Nevertheless one can extract other information from these graphs which is of interest here.  One is that the slopes of the Schnitger (Cappel) and Silbermann curves are similar over the middle of the compass, indicating that the halving intervals were much the same in this region.  Specifically, measurements of the gradients show the pipe diameters appear to halve on the 16th note between tenor C and middle C, thus slightly faster than in NS though not by a significant amount.  One has to bear in mind that the data used for graphs such as these often contain errors, a common one being that some writers measure the outside rather than the inside diameters of pipes, or their approach is just slapdash anyway.  Consequently this is another reason why one cannot take the subject of scale too far if one is to remain rooted in reality.


Below tenor C the Silbermann stop halves even more quickly, ending up nearly 1 ½  notes wider at bottom C than if it had been a NS rank.  This would have made the stop sound relatively fluty towards the bass, assuming the voicer wanted to encourage such behaviour.  Above middle C it again halves more quickly than in the middle octave, suggesting a desire to push up the level of the higher harmonics towards the top of the keyboard but, again, only if the voicer chose to allow this to happen.

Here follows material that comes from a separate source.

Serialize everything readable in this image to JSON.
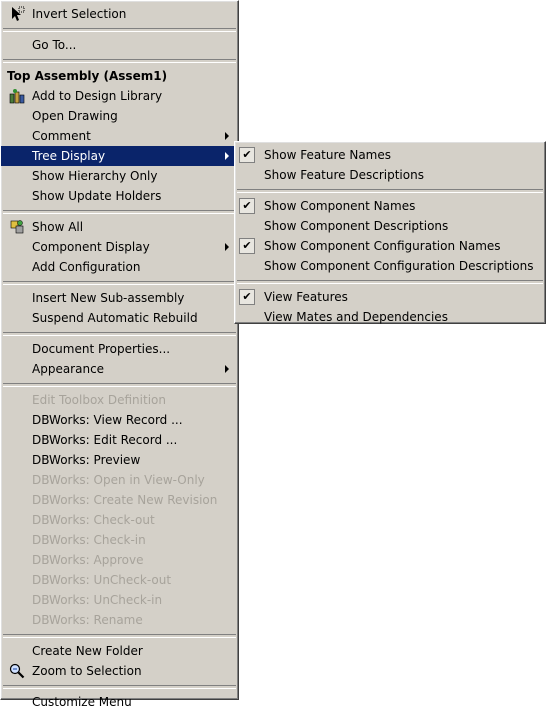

Although one must not try to draw conclusions beyond what the data can reasonably be expected to furnish, these scaling data are of a piece with the regulation characteristics of a Silbermann 8 foot Principal discussed in the main article.  The drop in power in the region of the keyboard around middle C (the "Silbermann dip" - Figure 4) also approximately coincides with the slowest rate of change of pipe diameters (Figure A1).  Outside this region, both towards the bass and the treble, the power of the rank increases at the same time as the halving interval decreases.  This accords with the subjective playing experience that the treble of a Silbermann Principal sings out well, it is not drowned by the middle range, and the stop becomes subdued and fluty towards the bass.